Why Thyme And Lavender Are Natural Companions In The Garden

A wide range of herbs can be used together, whether you're baking or making a flavorful meal. And while not all can grow in the same environment and thrive at the same level, some work very well as companion plants — including thyme and lavender. That means they need a similar environment to do well and, therefore, work to support each other's growth. They also both help draw in pollinators to support ongoing growth throughout the year.

Thyme (Thymus) is a smaller, robust, fragrant shrub. You can easily grow this evergreen plant in a container near your kitchen window, but consider planting it in the garden. Its strong aroma works as a deterrent for some pests, while its tiny flowers can bring in pollinators. Choose from numerous varieties of thyme to get the results you want. Some forms, like creeping thyme, do well to stay low to the ground, creating a beautiful addition to your garden.

Coupling thyme with lavender (Lavandula) is an excellent choice. It's a fantastic attractant for pollinators, especially bees and butterflies. With a soft, floral scent, this herb works well for crafts, various teas, savory dishes, and even a few organic soaps. With the right environment, it's also a low-maintenance ground cover that adds a soft, purple color to your space.

Create the perfect environment for thyme and lavender

Lavender and thyme have similar growing needs. Lavender does well in full sun, while thyme also benefits from ample light throughout the growing season. While both plants can be grown in containers in your home, they tend to do better with ample sun in a garden space. You can plant both from seeds or seedlings, typically in late spring or early summer, once the threat of frost has passed.

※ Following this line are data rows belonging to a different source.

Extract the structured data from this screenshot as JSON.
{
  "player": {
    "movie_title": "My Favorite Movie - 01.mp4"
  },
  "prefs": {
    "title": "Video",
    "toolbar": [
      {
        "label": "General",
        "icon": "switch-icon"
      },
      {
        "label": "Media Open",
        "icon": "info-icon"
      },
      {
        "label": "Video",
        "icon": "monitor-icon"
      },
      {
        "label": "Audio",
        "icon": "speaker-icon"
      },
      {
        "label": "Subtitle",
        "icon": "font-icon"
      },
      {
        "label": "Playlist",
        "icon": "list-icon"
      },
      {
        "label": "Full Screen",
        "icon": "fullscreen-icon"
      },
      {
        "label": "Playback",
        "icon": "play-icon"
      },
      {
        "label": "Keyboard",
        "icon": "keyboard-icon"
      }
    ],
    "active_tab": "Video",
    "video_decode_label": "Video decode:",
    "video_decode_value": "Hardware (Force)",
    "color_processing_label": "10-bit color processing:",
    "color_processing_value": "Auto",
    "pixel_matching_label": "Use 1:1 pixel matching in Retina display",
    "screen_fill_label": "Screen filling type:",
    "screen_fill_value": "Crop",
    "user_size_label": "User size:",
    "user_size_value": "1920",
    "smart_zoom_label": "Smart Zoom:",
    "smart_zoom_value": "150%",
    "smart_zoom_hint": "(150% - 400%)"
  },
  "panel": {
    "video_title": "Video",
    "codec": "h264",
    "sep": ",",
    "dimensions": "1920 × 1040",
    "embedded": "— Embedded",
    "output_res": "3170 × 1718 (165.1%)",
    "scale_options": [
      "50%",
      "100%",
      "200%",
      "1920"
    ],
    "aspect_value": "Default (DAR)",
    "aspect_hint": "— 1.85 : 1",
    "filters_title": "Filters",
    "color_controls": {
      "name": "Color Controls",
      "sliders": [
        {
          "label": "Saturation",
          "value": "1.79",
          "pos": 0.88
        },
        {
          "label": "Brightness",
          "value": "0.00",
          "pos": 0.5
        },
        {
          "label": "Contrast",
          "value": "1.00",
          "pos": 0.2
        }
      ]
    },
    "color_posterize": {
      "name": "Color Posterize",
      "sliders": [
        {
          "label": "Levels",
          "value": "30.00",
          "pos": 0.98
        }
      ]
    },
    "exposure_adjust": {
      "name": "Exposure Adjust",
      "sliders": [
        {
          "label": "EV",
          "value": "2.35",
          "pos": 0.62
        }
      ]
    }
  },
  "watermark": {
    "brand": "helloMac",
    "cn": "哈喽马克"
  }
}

The next consideration is soil, which should be well-draining and, when possible, rather loose for both plants. This allows the thinner root system of these varieties to grow quickly and create a strong foundation. If your soil is heavy with clay, mix in some sand to improve drainage. Aim for soil that's slightly alkaline for both plants, with a pH range of 6.7 to 7.3. To supplement the growth of thyme and lavender, add organic matter — this can help the soil to support ongoing growth throughout the year.

It's also a good idea to space out these plants about 1 to 3 feet from each other. Depending on the varieties of lavender and thyme that you choose, they could spread quickly, requiring more space to reach their full potential. You also want to keep the airflow good to help minimize standing water, and keeping the area open aids in that process. Some varieties are much smaller, doing well in a container on your patio.

Support these plants throughout the growing season

Once your herbs are planted, they need a bit of continuous care throughout the year to keep them thriving. Both herbs benefit from ongoing feeding throughout the season. Start by mixing organic material into several inches of soil and spread it along the base of the plants. You can also use a water-soluble plant food to add nutrients to the soil every few weeks.

In all situations, moisture is a must. Both lavender and thyme need moisture and will struggle under high heat without moist soil. Water every few days, specifically when the top inch of the soil becomes dry. But monitor lavender closely — this is a more drought-tolerant plant that doesn't like too much moisture. With this in mind, you'll want to keep the soil these two share moist but not drenched or soggy. As they grow, you'll be able to prune their leaves to use as you would like, such as for drying or to add to a dish you're making. Neither plant needs to be staked, and both begin to produce leaves that you can prune within the first few weeks of summer. Most will have a second flowering if you deadhead them (depending on the variety of lavender chosen).

Depending on your climate, you could continue to see lavender and thyme thrive well into the fall, with some varieties of thyme remaining evergreen. You can trim, dry, refrigerate, or steep these herbs in oil to preserve and use their flavor throughout the year.